### [Exercise goal]
Retype everything in the entries that follow, exactly as shown.

### [Data for review]

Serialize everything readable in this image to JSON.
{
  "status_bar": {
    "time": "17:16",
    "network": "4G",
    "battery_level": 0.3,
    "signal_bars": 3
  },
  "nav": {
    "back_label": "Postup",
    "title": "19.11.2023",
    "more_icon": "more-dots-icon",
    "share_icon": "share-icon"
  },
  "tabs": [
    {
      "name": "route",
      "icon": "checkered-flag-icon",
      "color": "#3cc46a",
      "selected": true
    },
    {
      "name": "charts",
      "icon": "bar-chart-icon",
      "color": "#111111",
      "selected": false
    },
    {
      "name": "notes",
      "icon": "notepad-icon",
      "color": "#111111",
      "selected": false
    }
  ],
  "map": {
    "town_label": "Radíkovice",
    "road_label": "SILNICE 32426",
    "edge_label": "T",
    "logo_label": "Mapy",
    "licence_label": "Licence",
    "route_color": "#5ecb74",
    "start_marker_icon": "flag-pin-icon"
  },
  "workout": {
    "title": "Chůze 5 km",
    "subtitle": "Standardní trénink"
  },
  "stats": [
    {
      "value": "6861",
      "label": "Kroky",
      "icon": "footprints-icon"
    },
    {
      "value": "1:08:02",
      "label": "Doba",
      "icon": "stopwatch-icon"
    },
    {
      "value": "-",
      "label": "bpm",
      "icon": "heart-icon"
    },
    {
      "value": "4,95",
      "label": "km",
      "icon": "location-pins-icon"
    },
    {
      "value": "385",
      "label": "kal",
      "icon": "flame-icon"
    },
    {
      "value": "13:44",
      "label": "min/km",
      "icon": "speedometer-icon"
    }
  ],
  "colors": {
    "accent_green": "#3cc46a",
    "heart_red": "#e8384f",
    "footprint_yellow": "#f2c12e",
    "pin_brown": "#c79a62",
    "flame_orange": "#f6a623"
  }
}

### [Answer for this exercise]
Serialize everything readable in this image to JSON.
{
  "status_bar": {
    "time": "17:16",
    "network": "4G",
    "battery_level": 0.3,
    "signal_bars": 3
  },
  "nav": {
    "back_label": "Postup",
    "title": "19.11.2023",
    "more_icon": "more-dots-icon",
    "share_icon": "share-icon"
  },
  "tabs": [
    {
      "name": "route",
      "icon": "checkered-flag-icon",
      "color": "#3cc46a",
      "selected": true
    },
    {
      "name": "charts",
      "icon": "bar-chart-icon",
      "color": "#111111",
      "selected": false
    },
    {
      "name": "notes",
      "icon": "notepad-icon",
      "color": "#111111",
      "selected": false
    }
  ],
  "map": {
    "town_label": "Radíkovice",
    "road_label": "SILNICE 32426",
    "edge_label": "T",
    "logo_label": "Mapy",
    "licence_label": "Licence",
    "route_color": "#5ecb74",
    "start_marker_icon": "flag-pin-icon"
  },
  "workout": {
    "title": "Chůze 5 km",
    "subtitle": "Standardní trénink"
  },
  "stats": [
    {
      "value": "6861",
      "label": "Kroky",
      "icon": "footprints-icon"
    },
    {
      "value": "1:08:02",
      "label": "Doba",
      "icon": "stopwatch-icon"
    },
    {
      "value": "-",
      "label": "bpm",
      "icon": "heart-icon"
    },
    {
      "value": "4,95",
      "label": "km",
      "icon": "location-pins-icon"
    },
    {
      "value": "385",
      "label": "kal",
      "icon": "flame-icon"
    },
    {
      "value": "13:44",
      "label": "min/km",
      "icon": "speedometer-icon"
    }
  ],
  "colors": {
    "accent_green": "#3cc46a",
    "heart_red": "#e8384f",
    "footprint_yellow": "#f2c12e",
    "pin_brown": "#c79a62",
    "flame_orange": "#f6a623"
  }
}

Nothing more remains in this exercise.